The ICRT energy conservation training programs are the first to earn accreditation in Illinois. Successful completion of such training programs prepares workers to obtain Home Energy Professional (HEP) certification under the U.S. Department of Energy’s Weatherization Assistance Program (WAP). There are 35 local agencies delivering weatherization services in the state of Illinois, including CEDA in Chicago, which is the nation’s largest weatherization agency.
“It means we are recognized as having a high-quality curriculum that meets all the requirements of DOE’s Home Energy Professional certification for Energy Auditor and Quality Control Inspector,” said Paul Francisco, the Director of the ICRT training center. “Someone who successfully completes our training program can feel confident that he or she has everything they need to pass the HEP examination.”
ICRT is part of the Illinois Sustainable Technology Center (ISTC), a division of the Prairie Research Institute (PRI) at the University of Illinois. It operates a training center for weatherization contractors, assessors and develops training curricula for the national home performance industry. ICRT also performs research into issues related to residential energy and indoor air quality.
Accreditation affects the certifications for Energy Auditor and Quality Control Inspector now offered under the Illinois Home Weatherization Assistance Program. The Quality Control program was granted provisional accreditation since it has been available for less than a year.
There are a limited number of accredited weatherization training programs in the U.S., according to Francisco. The next goal for ICRT is to seek accreditation for its Retrofit Installers Training Program, he added.
Also a research engineer at ISTC, Francisco’s research focuses on energy efficiency, indoor air quality, and their interactions in residential buildings. His work emphasizes building science principles and understanding the ‘House as a System’ approach that includes both energy and the indoor environment. He is a member of the ad hoc Health and Safety Committee for DOE’s low-income Weatherization Assistance Program and a member of the Board of Directors of the Building Performance Institute. He is also vice-chair of the American Society of Heating, Refrigerating, and Air-Conditioning Engineers (ASHRAE) Environmental Health Committee and the chair of the ASHRAE standard on residential ventilation.
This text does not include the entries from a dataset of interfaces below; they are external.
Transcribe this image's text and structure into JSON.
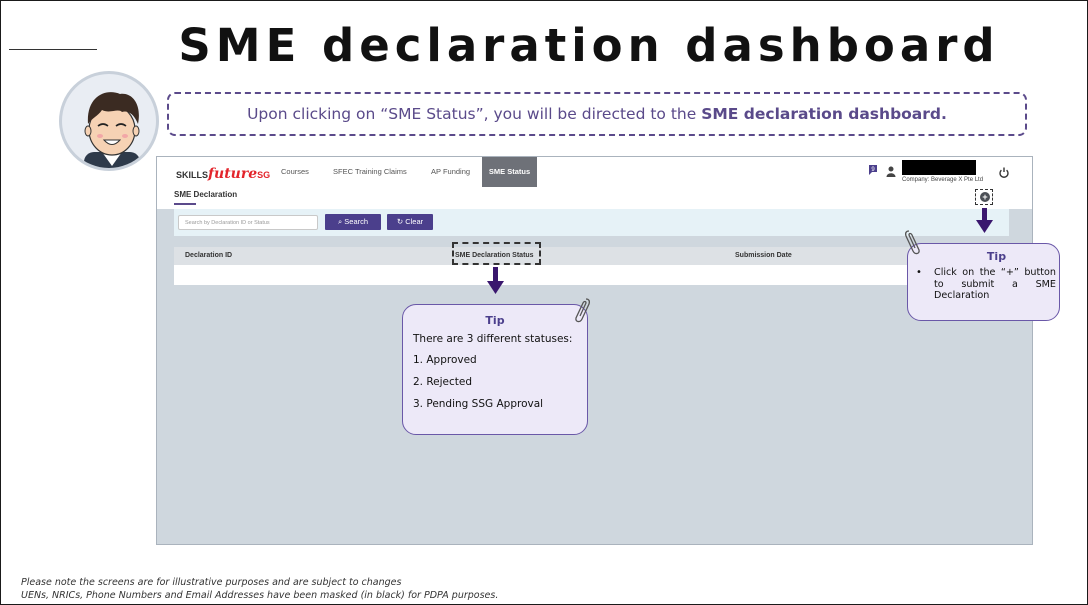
{
  "slide": {
    "title": "SME declaration dashboard",
    "callout_pre": "Upon clicking on “SME Status”, you will be directed to the ",
    "callout_bold": "SME declaration dashboard.",
    "footnote_1": "Please note the screens are for illustrative purposes and are subject to changes",
    "footnote_2": "UENs, NRICs, Phone Numbers and Email Addresses have been masked (in black) for PDPA purposes."
  },
  "app": {
    "logo_skills": "SKILLS",
    "logo_future": "future",
    "logo_sg": "SG",
    "nav": {
      "courses": "Courses",
      "claims": "SFEC Training Claims",
      "ap_funding": "AP Funding",
      "sme_status": "SME Status"
    },
    "company": "Company: Beverage X Pte Ltd",
    "page_title": "SME Declaration",
    "search": {
      "placeholder": "Search by Declaration ID or Status",
      "search_label": "Search",
      "clear_label": "Clear"
    },
    "table": {
      "columns": [
        "Declaration ID",
        "SME Declaration Status",
        "Submission Date"
      ]
    },
    "icons": [
      "notification-icon",
      "user-icon",
      "power-icon",
      "add-icon",
      "search-icon",
      "refresh-icon"
    ]
  },
  "tips": {
    "center": {
      "title": "Tip",
      "intro": "There are 3 different statuses:",
      "items": [
        "1.  Approved",
        "2.  Rejected",
        "3.  Pending SSG Approval"
      ]
    },
    "right": {
      "title": "Tip",
      "bullet": "•",
      "text": "Click on the “+” button to submit a SME Declaration"
    }
  },
  "colors": {
    "accent": "#4b3f8c",
    "callout": "#5a4a8a",
    "active_tab": "#6e7178",
    "arrow": "#3a176e",
    "logo_red": "#e3242b"
  }
}
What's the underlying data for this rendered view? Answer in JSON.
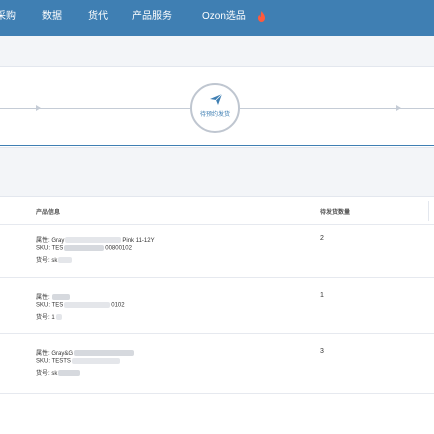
{
  "nav": {
    "items": [
      {
        "label": "采购"
      },
      {
        "label": "数据"
      },
      {
        "label": "货代"
      },
      {
        "label": "产品服务"
      },
      {
        "label": "Ozon选品"
      }
    ],
    "hot_icon": "flame-icon"
  },
  "steps": {
    "current_label": "待预约发货",
    "current_icon": "paper-plane-icon"
  },
  "table": {
    "columns": [
      "产品信息",
      "待发货数量"
    ],
    "rows": [
      {
        "attr_label": "属性:",
        "attr_value_start": "Gray",
        "attr_value_end": "Pink 11-12Y",
        "sku_label": "SKU:",
        "sku_value_start": "TES",
        "sku_value_end": "00800102",
        "code_label": "货号:",
        "code_value_start": "sk",
        "quantity": "2"
      },
      {
        "attr_label": "属性:",
        "attr_value_start": "",
        "attr_value_end": "",
        "sku_label": "SKU:",
        "sku_value_start": "TES",
        "sku_value_end": "0102",
        "code_label": "货号:",
        "code_value_start": "1",
        "quantity": "1"
      },
      {
        "attr_label": "属性:",
        "attr_value_start": "Gray&G",
        "attr_value_end": "",
        "sku_label": "SKU:",
        "sku_value_start": "TESTS",
        "sku_value_end": "",
        "code_label": "货号:",
        "code_value_start": "sk",
        "quantity": "3"
      }
    ]
  },
  "colors": {
    "topbar": "#3f7fb3",
    "page_bg": "#f3f5f8",
    "accent": "#3f7fb3",
    "flame": "#ff5a3c"
  }
}
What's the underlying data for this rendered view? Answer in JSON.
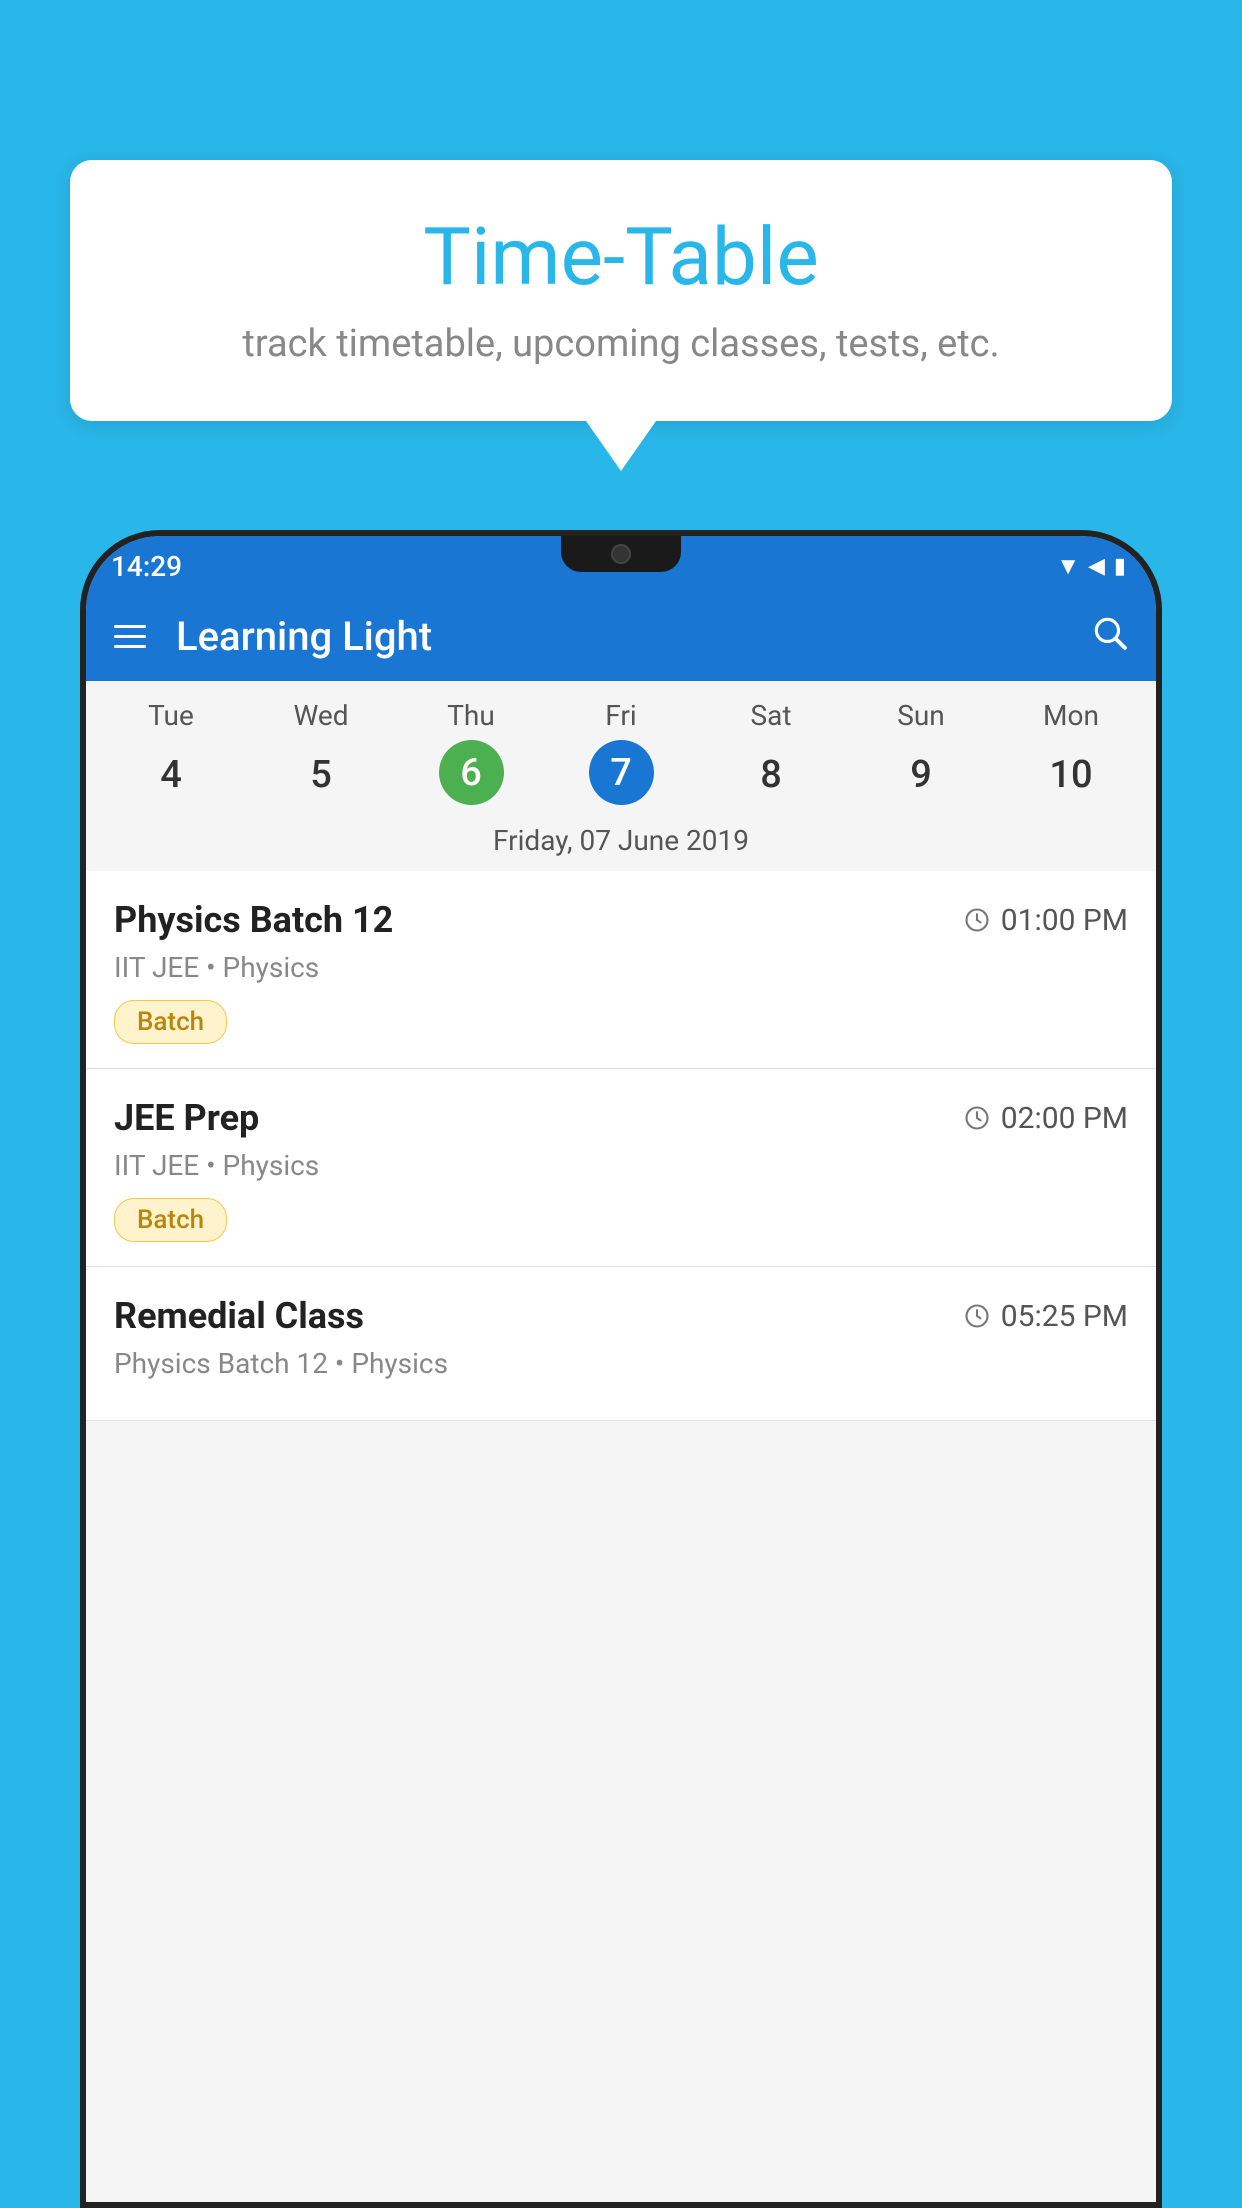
{
  "background_color": "#29b6e8",
  "speech_bubble": {
    "title": "Time-Table",
    "subtitle": "track timetable, upcoming classes, tests, etc."
  },
  "app": {
    "name": "Learning Light",
    "status_time": "14:29"
  },
  "calendar": {
    "days": [
      {
        "name": "Tue",
        "number": "4",
        "state": "normal"
      },
      {
        "name": "Wed",
        "number": "5",
        "state": "normal"
      },
      {
        "name": "Thu",
        "number": "6",
        "state": "today"
      },
      {
        "name": "Fri",
        "number": "7",
        "state": "selected"
      },
      {
        "name": "Sat",
        "number": "8",
        "state": "normal"
      },
      {
        "name": "Sun",
        "number": "9",
        "state": "normal"
      },
      {
        "name": "Mon",
        "number": "10",
        "state": "normal"
      }
    ],
    "selected_date_label": "Friday, 07 June 2019"
  },
  "schedule": [
    {
      "title": "Physics Batch 12",
      "time": "01:00 PM",
      "sub": "IIT JEE • Physics",
      "tag": "Batch"
    },
    {
      "title": "JEE Prep",
      "time": "02:00 PM",
      "sub": "IIT JEE • Physics",
      "tag": "Batch"
    },
    {
      "title": "Remedial Class",
      "time": "05:25 PM",
      "sub": "Physics Batch 12 • Physics",
      "tag": ""
    }
  ]
}
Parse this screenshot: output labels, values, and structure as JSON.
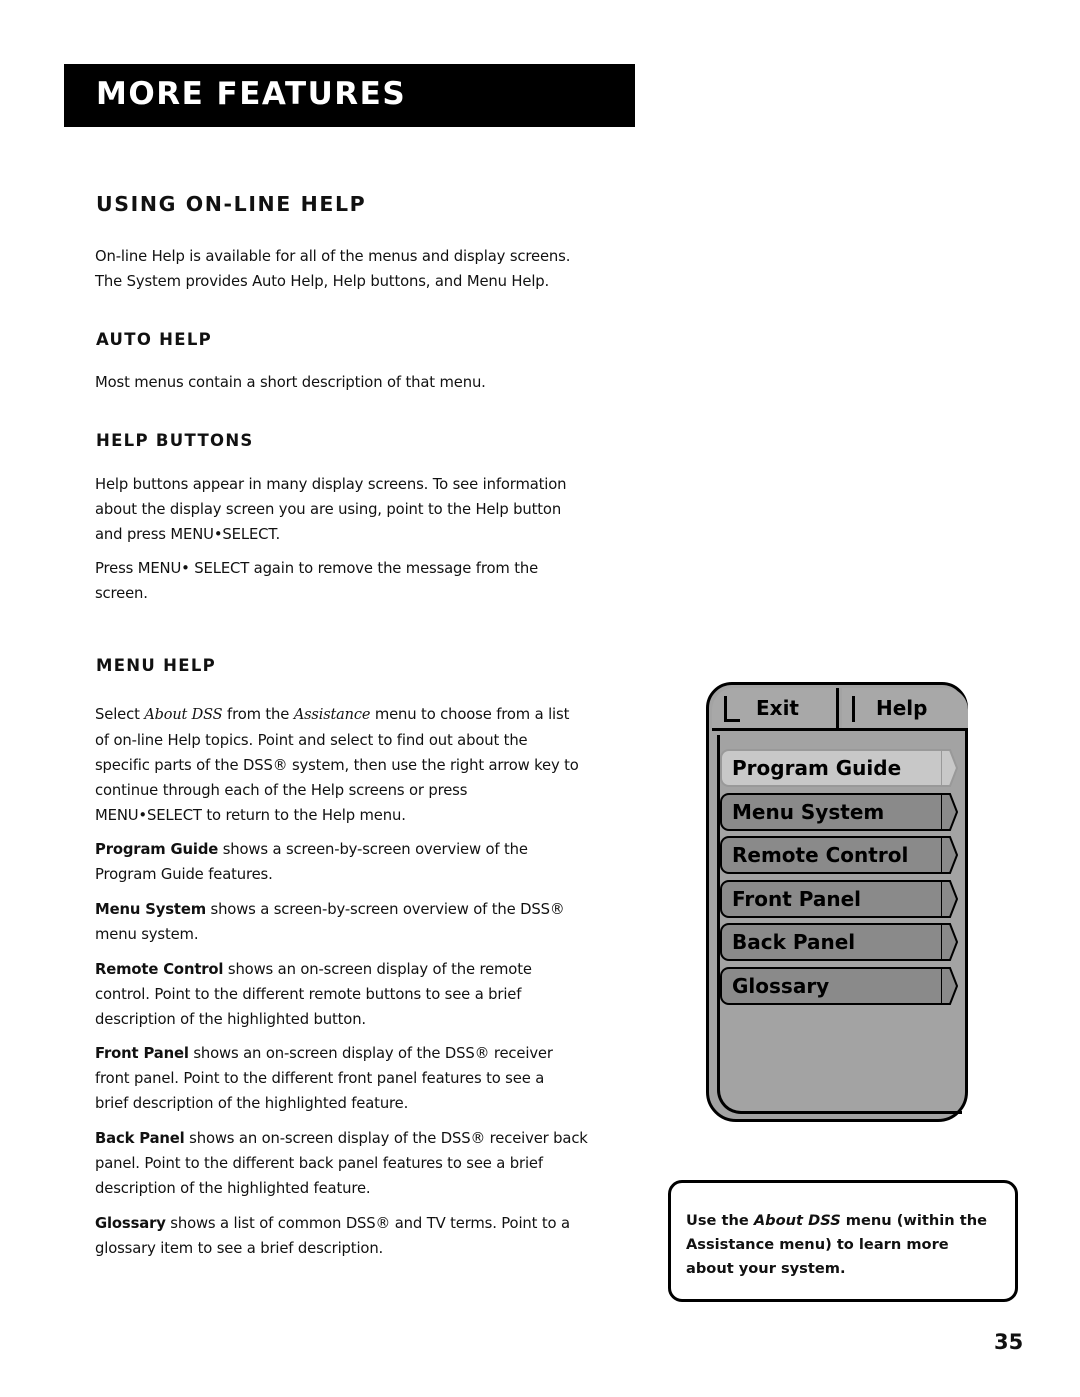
{
  "header": {
    "banner_title": "More Features"
  },
  "section": {
    "title": "Using On-line Help",
    "intro": [
      "On-line Help is available for all of the menus and display screens.",
      "The System provides Auto Help, Help buttons, and Menu Help."
    ]
  },
  "auto_help": {
    "title": "Auto Help",
    "text": "Most menus contain a short description of that menu."
  },
  "help_buttons": {
    "title": "Help Buttons",
    "para1": [
      "Help buttons appear in many display screens. To see information",
      "about the display screen you are using, point to the Help button",
      "and press MENU•SELECT."
    ],
    "para2": [
      "Press MENU• SELECT again to remove the message from the",
      "screen."
    ]
  },
  "menu_help": {
    "title": "Menu Help",
    "intro": {
      "pre": "Select ",
      "about": "About DSS",
      "mid": " from the ",
      "assistance": "Assistance",
      "post": " menu to choose from a list",
      "lines": [
        "of on-line Help topics. Point and select to find out about the",
        "specific parts of the DSS® system, then use the right arrow key to",
        "continue through each of the Help screens or press",
        "MENU•SELECT to return to the Help menu."
      ]
    },
    "topics": [
      {
        "term": "Program Guide",
        "lines": [
          " shows a screen-by-screen overview of the",
          "Program Guide features."
        ]
      },
      {
        "term": "Menu System",
        "lines": [
          "  shows a screen-by-screen overview of the DSS®",
          "menu system."
        ]
      },
      {
        "term": "Remote Control",
        "lines": [
          " shows an on-screen display of the remote",
          "control. Point to the different remote buttons to see a brief",
          "description of the highlighted button."
        ]
      },
      {
        "term": "Front Panel",
        "lines": [
          "  shows an on-screen display of the DSS® receiver",
          "front panel. Point to the different front panel features to see a",
          "brief description of the highlighted feature."
        ]
      },
      {
        "term": "Back Panel",
        "lines": [
          " shows an on-screen display of the DSS® receiver back",
          "panel. Point to the different back panel features to see a brief",
          "description of the highlighted feature."
        ]
      },
      {
        "term": "Glossary",
        "lines": [
          " shows a list of common DSS® and TV terms.  Point to a",
          "glossary item to see a brief description."
        ]
      }
    ]
  },
  "tv_menu": {
    "tabs": [
      "Exit",
      "Help"
    ],
    "items": [
      "Program Guide",
      "Menu System",
      "Remote Control",
      "Front Panel",
      "Back Panel",
      "Glossary"
    ],
    "selected_index": 0,
    "colors": {
      "frame": "#a3a3a3",
      "item": "#8a8a8a",
      "item_selected": "#c8c8c8"
    }
  },
  "note": {
    "pre": "Use the ",
    "italic": "About DSS",
    "post": " menu (within the Assistance menu) to learn more about your system."
  },
  "page_number": "35"
}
Congress created WAP in 1976 to decrease residential energy expenditures, particularly of low-income Americans. WAP has distributed $200-250 million to weatherize about 100,000 homes per year nationwide. The American Recovery and Reinvestment Act of 2009 (ARRA) allocated $5 billion through March, 2013 to weatherize some 300,000 homes per year and to stimulate the economy by providing new jobs in the weatherization field.
Accreditation of training programs help drive effectiveness of WAP’s energy savings and health and safety goals, in addition to overall cost-effectiveness of the program, Francisco noted. He estimated that the ICRT program trained 300 workers and 300 contractors in Illinois during the ARRA period.